Less the weaving of sympathies across the aisle through revelations and confessions, what actually emerges on second viewing of AS is the growing centrality of T. Much more conscious of the bogus ethical agency thrusted upon her by her father, who frequently issues her with such ultimatums as promising to confess or reconcile with his wife only if she finds him guilty. This really undercuts his apparently liberal toleration of their wishes, therefore counterbalancing his apparent vindication and the high ground above his wife which it affords him. The ending is perhaps doubly desolate, pitch-perfect: it really is unfair to make T choose.

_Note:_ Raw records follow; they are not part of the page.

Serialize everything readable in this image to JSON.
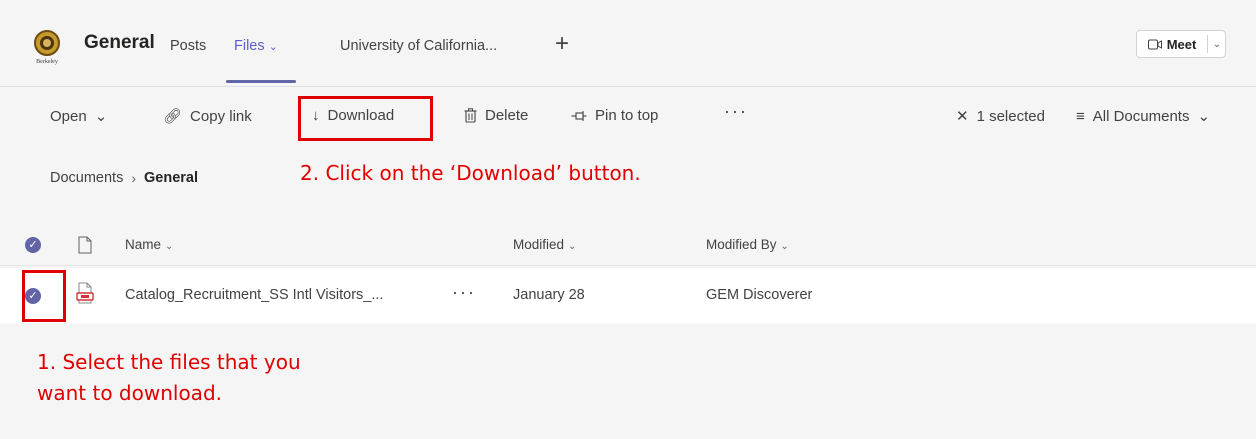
{
  "header": {
    "logo_text": "Berkeley",
    "channel_name": "General",
    "tabs": [
      {
        "label": "Posts"
      },
      {
        "label": "Files",
        "active": true
      },
      {
        "label": "University of California..."
      }
    ],
    "add_tab_icon": "plus-icon",
    "meet_label": "Meet",
    "accent_color": "#6264a7"
  },
  "toolbar": {
    "open_label": "Open",
    "copy_link_label": "Copy link",
    "download_label": "Download",
    "delete_label": "Delete",
    "pin_label": "Pin to top",
    "more_label": "···",
    "selected_label": "1 selected",
    "view_label": "All Documents"
  },
  "breadcrumb": {
    "root": "Documents",
    "current": "General"
  },
  "table": {
    "columns": [
      {
        "label": "Name"
      },
      {
        "label": "Modified"
      },
      {
        "label": "Modified By"
      }
    ],
    "rows": [
      {
        "name": "Catalog_Recruitment_SS Intl Visitors_...",
        "more": "···",
        "modified": "January 28",
        "modified_by": "GEM Discoverer",
        "file_icon": "pdf-file-icon",
        "selected": true
      }
    ]
  },
  "annotations": {
    "step2": "2. Click on the ‘Download’ button.",
    "step1_line1": "1. Select the files that you",
    "step1_line2": "want to download.",
    "color": "#e00000"
  }
}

The writing here is so much tighter than TP, and more distributively balanced too, which gives it a considerable observational edge over the excellent TS. Possibly the best film from this decade so far.

10